Many challenges remain in the design and use of consumer health informatics interventions
Research Activities, December 2011, No. 376
A growing number of people are using Web-based programs, such as Microsoft HealthVault and Google Health to monitor their health in conjunction with devices such as blood pressure cuffs, weight scales, and pedometers. However, patients may have trouble using these consumer health informatics (CHI) interventions at home—as partially evidenced by Google's choice to discontinue Google Health as of January 1, 2012. A new study finds that such interventions can pose a variety of human factors challenges in their use. Agency for Healthcare Research and Quality (AHRQ) researcher Teresa Zayas-Cabán, Ph.D., and Jenna L. Marquard, Ph.D. from the University of Massachusetts Amherst, found significant challenges on a number of levels for consumers using these interventions.
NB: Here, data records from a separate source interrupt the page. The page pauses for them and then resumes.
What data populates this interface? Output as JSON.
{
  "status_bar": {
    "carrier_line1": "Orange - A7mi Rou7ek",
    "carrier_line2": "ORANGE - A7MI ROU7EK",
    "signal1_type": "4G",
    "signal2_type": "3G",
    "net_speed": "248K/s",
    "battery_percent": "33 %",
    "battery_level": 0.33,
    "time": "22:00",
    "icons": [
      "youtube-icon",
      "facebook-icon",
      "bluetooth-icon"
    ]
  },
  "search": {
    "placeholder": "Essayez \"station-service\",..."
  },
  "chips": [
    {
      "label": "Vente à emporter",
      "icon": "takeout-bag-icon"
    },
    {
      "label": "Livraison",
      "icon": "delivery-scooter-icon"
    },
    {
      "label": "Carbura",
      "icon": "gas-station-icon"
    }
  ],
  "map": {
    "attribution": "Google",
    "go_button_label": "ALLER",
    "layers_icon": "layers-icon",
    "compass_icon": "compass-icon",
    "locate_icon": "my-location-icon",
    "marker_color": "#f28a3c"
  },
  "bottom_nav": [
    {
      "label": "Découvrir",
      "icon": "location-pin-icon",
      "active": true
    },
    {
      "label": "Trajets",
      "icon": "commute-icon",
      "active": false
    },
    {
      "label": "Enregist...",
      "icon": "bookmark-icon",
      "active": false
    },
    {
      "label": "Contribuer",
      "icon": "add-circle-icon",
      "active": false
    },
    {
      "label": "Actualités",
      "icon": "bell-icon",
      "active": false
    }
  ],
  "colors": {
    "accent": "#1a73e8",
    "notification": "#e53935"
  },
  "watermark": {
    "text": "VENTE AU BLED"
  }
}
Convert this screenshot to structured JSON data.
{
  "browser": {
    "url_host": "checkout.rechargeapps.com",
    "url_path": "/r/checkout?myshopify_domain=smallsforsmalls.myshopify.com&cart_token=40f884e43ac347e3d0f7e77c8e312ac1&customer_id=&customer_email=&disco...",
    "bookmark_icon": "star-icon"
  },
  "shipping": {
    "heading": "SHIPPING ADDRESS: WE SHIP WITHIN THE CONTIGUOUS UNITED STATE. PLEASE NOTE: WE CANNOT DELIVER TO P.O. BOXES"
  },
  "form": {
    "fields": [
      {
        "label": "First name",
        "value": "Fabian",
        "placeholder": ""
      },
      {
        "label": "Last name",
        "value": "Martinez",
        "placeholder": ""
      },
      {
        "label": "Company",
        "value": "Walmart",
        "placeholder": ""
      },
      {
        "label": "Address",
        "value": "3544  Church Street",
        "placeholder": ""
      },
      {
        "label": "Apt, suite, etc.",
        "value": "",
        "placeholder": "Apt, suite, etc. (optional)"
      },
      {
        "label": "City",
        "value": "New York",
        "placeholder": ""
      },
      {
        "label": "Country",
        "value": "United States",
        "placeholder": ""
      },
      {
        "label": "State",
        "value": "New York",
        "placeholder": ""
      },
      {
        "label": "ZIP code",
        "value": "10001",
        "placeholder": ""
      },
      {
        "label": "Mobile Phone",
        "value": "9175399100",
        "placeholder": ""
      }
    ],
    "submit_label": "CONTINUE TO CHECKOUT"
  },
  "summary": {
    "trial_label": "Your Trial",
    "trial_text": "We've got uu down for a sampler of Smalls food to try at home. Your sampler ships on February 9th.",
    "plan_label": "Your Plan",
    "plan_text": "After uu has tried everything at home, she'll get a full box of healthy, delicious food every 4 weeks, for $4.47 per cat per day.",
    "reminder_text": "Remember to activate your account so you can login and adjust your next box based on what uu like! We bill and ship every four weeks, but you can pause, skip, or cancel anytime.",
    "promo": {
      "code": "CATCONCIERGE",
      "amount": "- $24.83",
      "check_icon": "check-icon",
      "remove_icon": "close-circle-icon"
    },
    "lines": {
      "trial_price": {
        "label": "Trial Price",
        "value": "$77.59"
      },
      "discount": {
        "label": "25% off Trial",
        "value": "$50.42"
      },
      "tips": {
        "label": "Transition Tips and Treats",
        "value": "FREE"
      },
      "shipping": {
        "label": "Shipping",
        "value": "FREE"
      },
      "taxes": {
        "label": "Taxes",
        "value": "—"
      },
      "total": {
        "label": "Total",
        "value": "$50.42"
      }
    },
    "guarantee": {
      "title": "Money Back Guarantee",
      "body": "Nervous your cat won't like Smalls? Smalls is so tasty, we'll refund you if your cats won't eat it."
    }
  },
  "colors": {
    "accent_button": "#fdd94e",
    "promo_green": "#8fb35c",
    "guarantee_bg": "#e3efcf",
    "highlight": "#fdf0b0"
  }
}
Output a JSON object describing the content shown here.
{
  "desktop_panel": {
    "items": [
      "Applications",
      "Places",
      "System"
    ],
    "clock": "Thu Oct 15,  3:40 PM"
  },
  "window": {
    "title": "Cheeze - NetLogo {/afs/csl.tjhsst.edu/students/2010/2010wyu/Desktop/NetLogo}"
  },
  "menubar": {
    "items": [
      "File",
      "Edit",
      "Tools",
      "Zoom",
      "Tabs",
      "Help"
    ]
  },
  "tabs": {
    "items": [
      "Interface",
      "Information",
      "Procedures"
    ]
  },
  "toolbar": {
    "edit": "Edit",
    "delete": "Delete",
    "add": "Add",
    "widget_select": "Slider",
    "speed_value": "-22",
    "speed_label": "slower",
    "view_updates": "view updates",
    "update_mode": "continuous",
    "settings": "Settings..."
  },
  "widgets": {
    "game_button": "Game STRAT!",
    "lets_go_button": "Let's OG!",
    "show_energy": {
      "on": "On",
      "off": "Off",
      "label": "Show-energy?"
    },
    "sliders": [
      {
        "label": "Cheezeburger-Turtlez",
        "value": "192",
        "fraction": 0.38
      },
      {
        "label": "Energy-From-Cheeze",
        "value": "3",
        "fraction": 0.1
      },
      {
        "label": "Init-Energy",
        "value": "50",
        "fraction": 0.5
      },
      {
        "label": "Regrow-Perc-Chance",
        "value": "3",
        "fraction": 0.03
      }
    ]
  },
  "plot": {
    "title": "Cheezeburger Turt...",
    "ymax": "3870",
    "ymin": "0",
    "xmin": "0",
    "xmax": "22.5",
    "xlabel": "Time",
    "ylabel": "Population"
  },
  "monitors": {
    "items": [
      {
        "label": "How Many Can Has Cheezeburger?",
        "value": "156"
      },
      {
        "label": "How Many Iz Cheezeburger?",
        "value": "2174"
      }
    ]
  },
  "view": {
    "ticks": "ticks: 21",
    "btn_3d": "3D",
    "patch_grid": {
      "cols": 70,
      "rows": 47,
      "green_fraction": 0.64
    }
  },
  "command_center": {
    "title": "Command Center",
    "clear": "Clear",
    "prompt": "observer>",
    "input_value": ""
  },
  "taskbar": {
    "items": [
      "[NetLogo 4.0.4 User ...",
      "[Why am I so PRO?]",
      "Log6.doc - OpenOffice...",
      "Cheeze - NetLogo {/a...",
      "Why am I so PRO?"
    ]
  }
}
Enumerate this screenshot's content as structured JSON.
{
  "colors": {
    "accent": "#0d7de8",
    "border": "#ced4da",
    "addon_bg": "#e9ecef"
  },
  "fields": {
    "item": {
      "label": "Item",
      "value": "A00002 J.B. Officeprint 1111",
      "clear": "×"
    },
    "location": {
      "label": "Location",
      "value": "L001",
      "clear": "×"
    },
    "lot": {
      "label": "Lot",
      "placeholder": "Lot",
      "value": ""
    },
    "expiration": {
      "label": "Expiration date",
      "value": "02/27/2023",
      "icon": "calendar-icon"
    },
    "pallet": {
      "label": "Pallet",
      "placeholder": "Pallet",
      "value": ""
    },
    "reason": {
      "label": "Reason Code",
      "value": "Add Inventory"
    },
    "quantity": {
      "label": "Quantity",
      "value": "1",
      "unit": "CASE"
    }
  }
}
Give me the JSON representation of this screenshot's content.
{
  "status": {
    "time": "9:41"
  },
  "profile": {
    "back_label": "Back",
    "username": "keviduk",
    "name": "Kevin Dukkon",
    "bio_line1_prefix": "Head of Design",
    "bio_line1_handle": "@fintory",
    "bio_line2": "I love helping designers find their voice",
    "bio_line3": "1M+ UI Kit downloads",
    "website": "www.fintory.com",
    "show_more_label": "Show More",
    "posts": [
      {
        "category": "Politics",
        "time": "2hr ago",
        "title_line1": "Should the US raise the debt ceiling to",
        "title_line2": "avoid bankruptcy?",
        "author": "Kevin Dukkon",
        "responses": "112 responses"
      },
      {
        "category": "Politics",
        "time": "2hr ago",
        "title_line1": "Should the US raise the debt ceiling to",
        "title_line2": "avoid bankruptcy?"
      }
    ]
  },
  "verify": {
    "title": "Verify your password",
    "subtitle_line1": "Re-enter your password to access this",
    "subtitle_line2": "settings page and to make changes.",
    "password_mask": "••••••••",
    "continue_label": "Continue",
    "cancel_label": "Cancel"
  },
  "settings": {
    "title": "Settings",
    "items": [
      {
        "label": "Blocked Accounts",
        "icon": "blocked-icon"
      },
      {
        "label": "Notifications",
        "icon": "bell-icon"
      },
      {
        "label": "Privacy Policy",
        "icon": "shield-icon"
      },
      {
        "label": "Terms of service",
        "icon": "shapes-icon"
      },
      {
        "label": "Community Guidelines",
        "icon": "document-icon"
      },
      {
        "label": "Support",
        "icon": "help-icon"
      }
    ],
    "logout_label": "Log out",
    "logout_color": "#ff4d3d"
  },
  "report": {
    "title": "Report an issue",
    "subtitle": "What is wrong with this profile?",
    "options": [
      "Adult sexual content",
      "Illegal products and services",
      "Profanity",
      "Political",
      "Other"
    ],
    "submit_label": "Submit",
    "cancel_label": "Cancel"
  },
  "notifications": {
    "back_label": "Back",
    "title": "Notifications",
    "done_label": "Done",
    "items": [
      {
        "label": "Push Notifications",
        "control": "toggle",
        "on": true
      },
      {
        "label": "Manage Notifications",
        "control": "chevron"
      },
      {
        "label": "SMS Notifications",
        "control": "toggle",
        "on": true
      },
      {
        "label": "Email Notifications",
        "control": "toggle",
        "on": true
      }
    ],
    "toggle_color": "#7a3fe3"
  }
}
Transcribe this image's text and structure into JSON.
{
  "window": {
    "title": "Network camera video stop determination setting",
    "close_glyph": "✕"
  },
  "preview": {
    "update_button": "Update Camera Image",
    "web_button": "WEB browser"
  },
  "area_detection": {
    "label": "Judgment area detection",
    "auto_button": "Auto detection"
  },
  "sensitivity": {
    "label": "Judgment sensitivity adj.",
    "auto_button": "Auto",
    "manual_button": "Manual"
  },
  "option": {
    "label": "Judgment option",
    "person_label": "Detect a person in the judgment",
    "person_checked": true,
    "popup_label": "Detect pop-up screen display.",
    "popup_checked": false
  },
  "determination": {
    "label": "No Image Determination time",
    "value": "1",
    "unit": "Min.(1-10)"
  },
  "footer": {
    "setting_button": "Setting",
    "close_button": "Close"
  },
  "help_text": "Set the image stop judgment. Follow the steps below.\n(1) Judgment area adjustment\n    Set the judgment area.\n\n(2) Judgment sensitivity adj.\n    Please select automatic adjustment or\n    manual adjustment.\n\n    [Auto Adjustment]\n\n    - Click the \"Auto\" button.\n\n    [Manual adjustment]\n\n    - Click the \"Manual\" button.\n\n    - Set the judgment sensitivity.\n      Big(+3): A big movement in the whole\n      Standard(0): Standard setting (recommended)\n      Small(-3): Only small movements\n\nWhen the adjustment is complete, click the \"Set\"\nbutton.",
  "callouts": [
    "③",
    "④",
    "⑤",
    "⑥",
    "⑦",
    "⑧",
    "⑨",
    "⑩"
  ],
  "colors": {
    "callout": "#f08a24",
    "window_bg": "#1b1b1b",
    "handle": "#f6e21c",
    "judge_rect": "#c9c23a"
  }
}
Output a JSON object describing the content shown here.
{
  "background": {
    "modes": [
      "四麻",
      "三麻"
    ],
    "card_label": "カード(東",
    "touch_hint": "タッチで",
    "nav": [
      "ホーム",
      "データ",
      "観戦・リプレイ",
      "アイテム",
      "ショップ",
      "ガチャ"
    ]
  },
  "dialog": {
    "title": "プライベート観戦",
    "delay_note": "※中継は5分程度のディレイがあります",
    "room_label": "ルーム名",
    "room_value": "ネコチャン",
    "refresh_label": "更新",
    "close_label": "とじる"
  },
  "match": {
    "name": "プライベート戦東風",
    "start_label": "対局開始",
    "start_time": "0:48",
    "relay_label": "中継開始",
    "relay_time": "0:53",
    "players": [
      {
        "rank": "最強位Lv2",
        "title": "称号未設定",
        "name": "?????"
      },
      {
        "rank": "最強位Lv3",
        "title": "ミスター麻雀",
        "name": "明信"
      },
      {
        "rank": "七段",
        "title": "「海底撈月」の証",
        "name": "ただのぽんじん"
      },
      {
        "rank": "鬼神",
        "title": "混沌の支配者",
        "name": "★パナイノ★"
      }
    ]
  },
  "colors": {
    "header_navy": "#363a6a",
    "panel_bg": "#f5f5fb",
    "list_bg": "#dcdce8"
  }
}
They developed four CHI intervention use cases for individuals with diabetes and high blood pressure and also for bariatric surgery patients. Two student volunteers acted as patients while a third student acted as the provider. The three students tested each intervention for 10 days. Each intervention involved a variety of tasks, such as taking blood pressure and glucose readings, recording pedometer and weight readings, and recording their food intake online using HealthVault and Google Health. The students then recorded their challenges while completing each task and rated the severity of each challenge. Two independent evaluators then classified the challenges into one of three well-known human factors areas: cognitive, macroergonomic, or physical.
A total of 122 challenges were identified. Half of these were classified as cognitive, 38 percent macroergonomic (e.g., using the interventions in the context of their daily life), and 12 percent physical. Approximately a third of all challenges were reported by the students as being at least moderately severe. HealthVault posed more severe challenges than Google Health for both the diabetes and bariatric surgery use cases. The physical challenges most often related to the use of linked devices, such as blood pressure cuffs and weight scales. Cognitive challenges were associated the most with one-time activities, such as learning to use these devices and their applications. Most of the macroergonomic challenges involved repeated activities such as uploading device data. The researchers' evaluation approach identified a significant number of challenges likely to interfere with lay people's ability to use a particular CHI intervention. These identified challenges provide designers with a starting place from which to begin redesigning the intervention.
More details are in "Commercial off-the-shelf consumer health informatics interventions: Recommendations for their design, evaluation and redesign," by Dr. Marquard and Dr. Zayas-Cabán, in the July 1, 2011, Journal of the American Medical Informatics Association. [Epub ahead of publication.] Reprints (AHRQ Publication No. 11-R075) are available from the AHRQ Publications Online Store .